In a little over a year, the electric utility industry has seen six significant mergers.1 This trend toward consolidation most likely will increase as the industry becomes more competitive.
Mergers and Market Power: Should Antitrust Rule?
all unused capacity and has no choice but to market it.
Monopoly: Why Generation May Not Matter
If generation markets matter in mergers, they should also matter elsewhere. If two utilities can harm competition by merging to form a larger system, so should individual utilities that grew to that size without a merger.
As it does for transmission, regulation ideally constrains a utility from exercising monopoly power in generation, even if it acts as the sole producer, by enforcing a duty to invest prudently and to serve all users in its territory. The utility can earn regulated returns even if its investments were poor choices in retrospect. A customer with open access need not stay around to pay off uneconomic plants if access allows it to reach cheaper supplies. Absent a price-fixing agreement, open access should mitigate monopoly power in generation.
The Guidelines (roughly) ask whether a merger will make it more feasible for generators to fix prices. Fewer sellers might make it easier to collude (e.g., to enforce or detect violation of restrictive agreements), but merger need not always increase the likelihood of collusion. Mergers may produce firms large enough to take risks of aggressive competition, to capture economies of scale, or to invest in innovations that smaller firms will not pursue. Even if a merger materially increases risks of collusion, its costs should be weighed against the possible benefits if things turn out otherwise and competition becomes more aggressive.
What happens after the merger may depend less on supplier concentration than on the institutions governing markets. The behavior of the United Kingdom's mandatory power pool points up the difficulty of generalization.
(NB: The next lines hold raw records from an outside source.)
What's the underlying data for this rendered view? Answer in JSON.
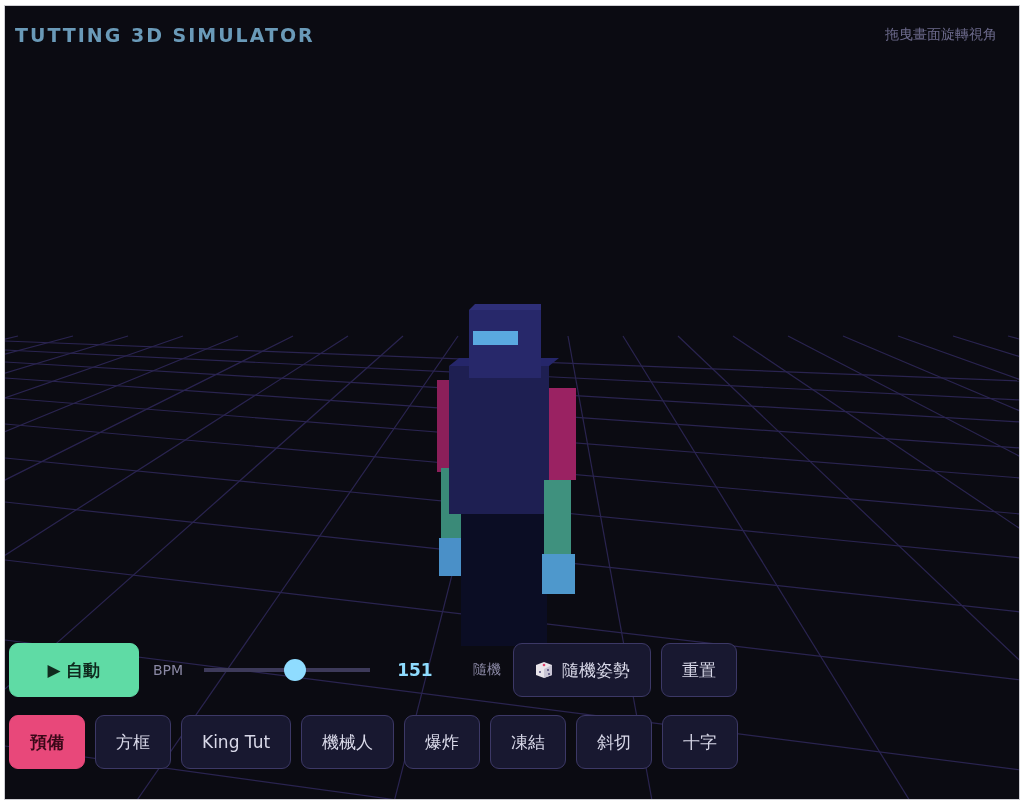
{
  "title": "TUTTING 3D SIMULATOR",
  "hint": "拖曳畫面旋轉視角",
  "auto_button": {
    "icon": "▶",
    "label": "自動"
  },
  "bpm": {
    "label": "BPM",
    "level": 0.55,
    "reading": "151"
  },
  "random_label": "隨機",
  "random_pose_button": "隨機姿勢",
  "reset_button": "重置",
  "poses": [
    {
      "label": "預備",
      "selected": true
    },
    {
      "label": "方框",
      "selected": false
    },
    {
      "label": "King Tut",
      "selected": false
    },
    {
      "label": "機械人",
      "selected": false
    },
    {
      "label": "爆炸",
      "selected": false
    },
    {
      "label": "凍結",
      "selected": false
    },
    {
      "label": "斜切",
      "selected": false
    },
    {
      "label": "十字",
      "selected": false
    }
  ]
}
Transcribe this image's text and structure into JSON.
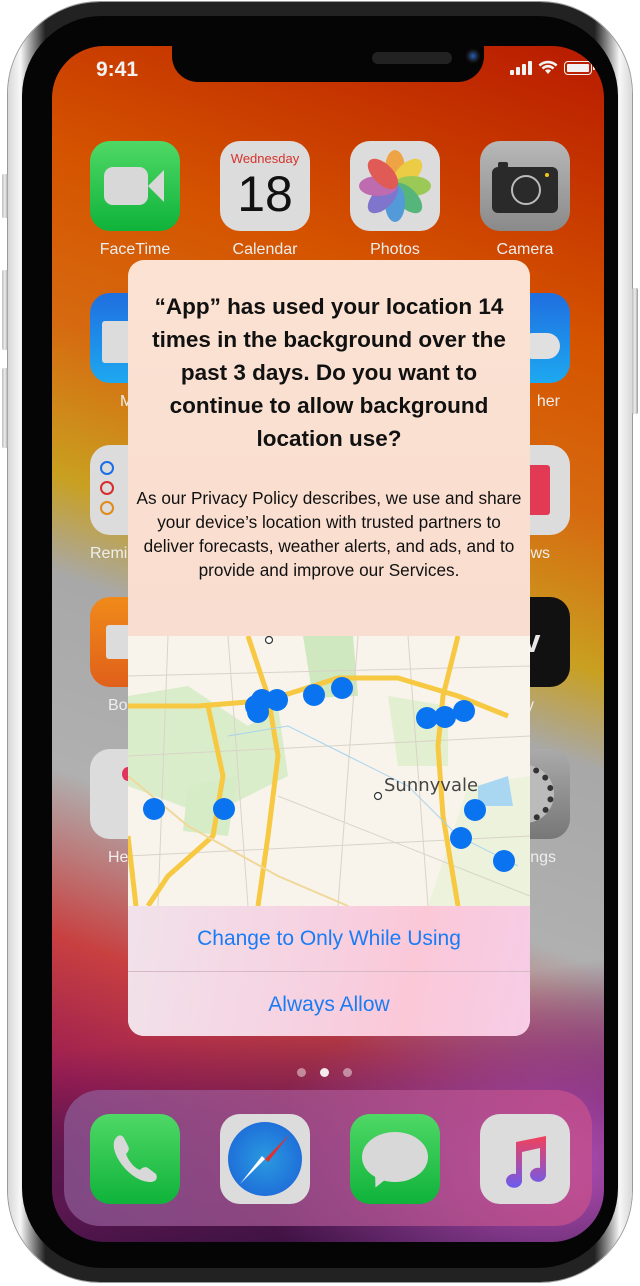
{
  "status_bar": {
    "time": "9:41",
    "icons": [
      "cellular-signal-icon",
      "wifi-icon",
      "battery-icon"
    ]
  },
  "home_screen": {
    "rows": [
      [
        {
          "name": "FaceTime",
          "icon": "facetime-icon"
        },
        {
          "name": "Calendar",
          "icon": "calendar-icon",
          "day_name": "Wednesday",
          "day_number": "18"
        },
        {
          "name": "Photos",
          "icon": "photos-icon"
        },
        {
          "name": "Camera",
          "icon": "camera-icon"
        }
      ],
      [
        {
          "name": "Mail",
          "icon": "mail-icon",
          "visible_label": "M"
        },
        {
          "name": "Weather",
          "icon": "weather-icon",
          "visible_label": "her"
        }
      ],
      [
        {
          "name": "Reminders",
          "icon": "reminders-icon",
          "visible_label": "Remi"
        },
        {
          "name": "News",
          "icon": "news-icon",
          "visible_label": "ws"
        }
      ],
      [
        {
          "name": "Books",
          "icon": "books-icon",
          "visible_label": "Bo"
        },
        {
          "name": "TV",
          "icon": "tv-icon",
          "visible_label": "y",
          "glyph": "tv"
        }
      ],
      [
        {
          "name": "Health",
          "icon": "health-icon",
          "visible_label": "He"
        },
        {
          "name": "Settings",
          "icon": "settings-icon",
          "visible_label": "ngs"
        }
      ]
    ],
    "page_indicator": {
      "count": 3,
      "active_index": 1
    },
    "dock": [
      {
        "name": "Phone",
        "icon": "phone-icon"
      },
      {
        "name": "Safari",
        "icon": "safari-icon"
      },
      {
        "name": "Messages",
        "icon": "messages-icon"
      },
      {
        "name": "Music",
        "icon": "music-icon"
      }
    ]
  },
  "alert": {
    "title": "“App” has used your location 14 times in the background over the past 3 days. Do you want to continue to allow background location use?",
    "body": "As our Privacy Policy describes, we use and share your device’s location with trusted partners to deliver forecasts, weather alerts, and ads, and to provide and improve our Services.",
    "map": {
      "city_label": "Sunnyvale",
      "location_point_count": 14,
      "pin_color": "#0a74f0"
    },
    "buttons": [
      {
        "label": "Change to Only While Using"
      },
      {
        "label": "Always Allow"
      }
    ]
  },
  "colors": {
    "accent": "#1a7cf5",
    "map_road": "#f7c842",
    "map_park": "#d6ecc6"
  }
}
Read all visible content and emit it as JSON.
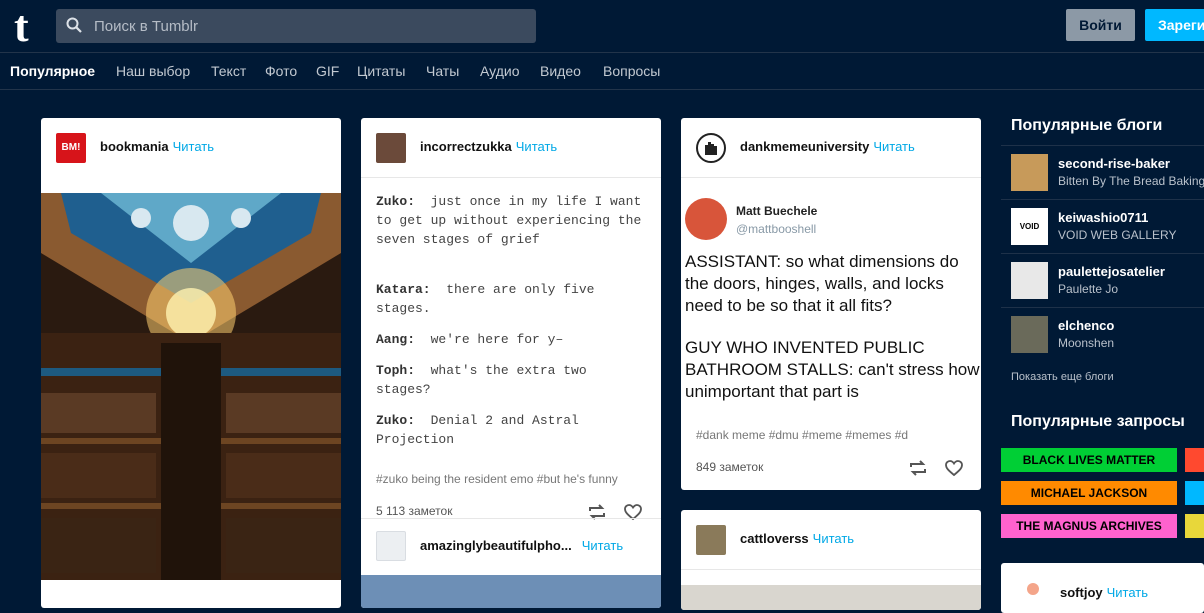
{
  "header": {
    "logo": "t",
    "search_placeholder": "Поиск в Tumblr",
    "login_label": "Войти",
    "register_label": "Зарегистрироваться"
  },
  "tabs": [
    "Популярное",
    "Наш выбор",
    "Текст",
    "Фото",
    "GIF",
    "Цитаты",
    "Чаты",
    "Аудио",
    "Видео",
    "Вопросы"
  ],
  "posts": {
    "p1": {
      "name": "bookmania",
      "follow": "Читать",
      "avatar_text": "BM!"
    },
    "p2": {
      "name": "incorrectzukka",
      "follow": "Читать",
      "lines": [
        {
          "speaker": "Zuko:",
          "text": "just once in my life I want to get up without experiencing the seven stages of grief"
        },
        {
          "speaker": "Katara:",
          "text": "there are only five stages."
        },
        {
          "speaker": "Aang:",
          "text": "we're here for y–"
        },
        {
          "speaker": "Toph:",
          "text": "what's the extra two stages?"
        },
        {
          "speaker": "Zuko:",
          "text": "Denial 2 and Astral Projection"
        }
      ],
      "tags": "#zuko being the resident emo    #but he's funny",
      "notes": "5 113 заметок"
    },
    "p2b": {
      "name": "amazinglybeautifulpho...",
      "follow": "Читать"
    },
    "p3": {
      "name": "dankmemeuniversity",
      "follow": "Читать",
      "tweet_author": "Matt Buechele",
      "tweet_handle": "@mattbooshell",
      "tweet_p1": "ASSISTANT: so what dimensions do the doors, hinges, walls, and locks need to be so that it all fits?",
      "tweet_p2": "GUY WHO INVENTED PUBLIC BATHROOM STALLS: can't stress how unimportant that part is",
      "tags": "#dank meme    #dmu    #meme    #memes    #d",
      "notes": "849 заметок"
    },
    "p4": {
      "name": "cattloverss",
      "follow": "Читать"
    }
  },
  "sidebar": {
    "blogs_title": "Популярные блоги",
    "blogs": [
      {
        "name": "second-rise-baker",
        "sub": "Bitten By The Bread Baking Bug"
      },
      {
        "name": "keiwashio0711",
        "sub": "VOID WEB GALLERY",
        "avatar_text": "VOID"
      },
      {
        "name": "paulettejosatelier",
        "sub": "Paulette Jo"
      },
      {
        "name": "elchenco",
        "sub": "Moonshen"
      }
    ],
    "more_blogs": "Показать еще блоги",
    "queries_title": "Популярные запросы",
    "queries": [
      {
        "label": "BLACK LIVES MATTER",
        "color": "#00cf35"
      },
      {
        "label": "MICHAEL JACKSON",
        "color": "#ff8a00"
      },
      {
        "label": "THE MAGNUS ARCHIVES",
        "color": "#ff62ce"
      }
    ],
    "softjoy": {
      "name": "softjoy",
      "follow": "Читать"
    }
  },
  "colors": {
    "bg": "#001935",
    "accent": "#00b8ff",
    "link": "#00a8e6"
  }
}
There, denationalization created two large generating entities, who at times bid into the pool using strategies that raise the pool price above the cost of a marginal generator. Some respondents to the FERC's NOI (e.g., the Federal Trade Commission) believe the U.K. experience warns the United States not to let generation become too concentrated.
An alternative strategy would simply avoid implementing institutions that are conducive to collusion or passive competition. With a mandatory system in which all sellers receive the pool price regardless of their individual bids, surreptitious price cuts will prove difficult. Whatever the number of sellers, if they all use the pool every day and individual bids can be seen or inferred, it will not take them long to understand the virtues of being less than aggressive. In contrast to the United Kingdom, the Norway market features a large number of producers and an optional pool. The pool's prices track costs relatively closely, but 90 percent of transactions are bilateral arrangements that do not go through the pool. We do not know whether Norway differs from the United Kingdom because of its more numerous sellers or because its nonmandatory pool fosters more active competition among them. One final case, Chile has a mandatory pool and a more highly concentrated generation sector than the United Kingdom, but markups over cost in Chile appear quite low.
The Relevant Market: Still Emerging and Transforming
Generation and transmission serve as economic